EXTRACTED ENTRIES —
========================================================================

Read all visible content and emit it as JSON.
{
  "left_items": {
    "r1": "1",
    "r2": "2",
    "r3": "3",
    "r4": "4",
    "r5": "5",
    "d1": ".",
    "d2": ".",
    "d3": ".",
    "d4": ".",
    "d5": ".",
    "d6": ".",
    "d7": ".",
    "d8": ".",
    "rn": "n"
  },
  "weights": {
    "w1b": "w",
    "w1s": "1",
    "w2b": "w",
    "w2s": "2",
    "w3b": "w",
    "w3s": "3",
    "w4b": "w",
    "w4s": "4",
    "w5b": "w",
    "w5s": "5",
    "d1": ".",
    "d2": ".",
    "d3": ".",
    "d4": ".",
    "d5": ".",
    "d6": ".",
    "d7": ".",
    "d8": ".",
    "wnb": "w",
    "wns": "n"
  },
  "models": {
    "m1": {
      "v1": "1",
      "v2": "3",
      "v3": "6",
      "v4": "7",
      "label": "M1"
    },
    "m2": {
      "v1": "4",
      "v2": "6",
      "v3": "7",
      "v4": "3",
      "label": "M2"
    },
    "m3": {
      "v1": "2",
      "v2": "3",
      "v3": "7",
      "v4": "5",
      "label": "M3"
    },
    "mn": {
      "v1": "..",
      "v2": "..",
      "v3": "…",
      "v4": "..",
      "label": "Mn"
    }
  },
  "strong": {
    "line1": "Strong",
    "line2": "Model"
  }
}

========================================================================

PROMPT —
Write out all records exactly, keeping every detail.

RESULT FOR THIS EXERCISE —
Read all visible content and emit it as JSON.
{
  "left_items": {
    "r1": "1",
    "r2": "2",
    "r3": "3",
    "r4": "4",
    "r5": "5",
    "d1": ".",
    "d2": ".",
    "d3": ".",
    "d4": ".",
    "d5": ".",
    "d6": ".",
    "d7": ".",
    "d8": ".",
    "rn": "n"
  },
  "weights": {
    "w1b": "w",
    "w1s": "1",
    "w2b": "w",
    "w2s": "2",
    "w3b": "w",
    "w3s": "3",
    "w4b": "w",
    "w4s": "4",
    "w5b": "w",
    "w5s": "5",
    "d1": ".",
    "d2": ".",
    "d3": ".",
    "d4": ".",
    "d5": ".",
    "d6": ".",
    "d7": ".",
    "d8": ".",
    "wnb": "w",
    "wns": "n"
  },
  "models": {
    "m1": {
      "v1": "1",
      "v2": "3",
      "v3": "6",
      "v4": "7",
      "label": "M1"
    },
    "m2": {
      "v1": "4",
      "v2": "6",
      "v3": "7",
      "v4": "3",
      "label": "M2"
    },
    "m3": {
      "v1": "2",
      "v2": "3",
      "v3": "7",
      "v4": "5",
      "label": "M3"
    },
    "mn": {
      "v1": "..",
      "v2": "..",
      "v3": "…",
      "v4": "..",
      "label": "Mn"
    }
  },
  "strong": {
    "line1": "Strong",
    "line2": "Model"
  }
}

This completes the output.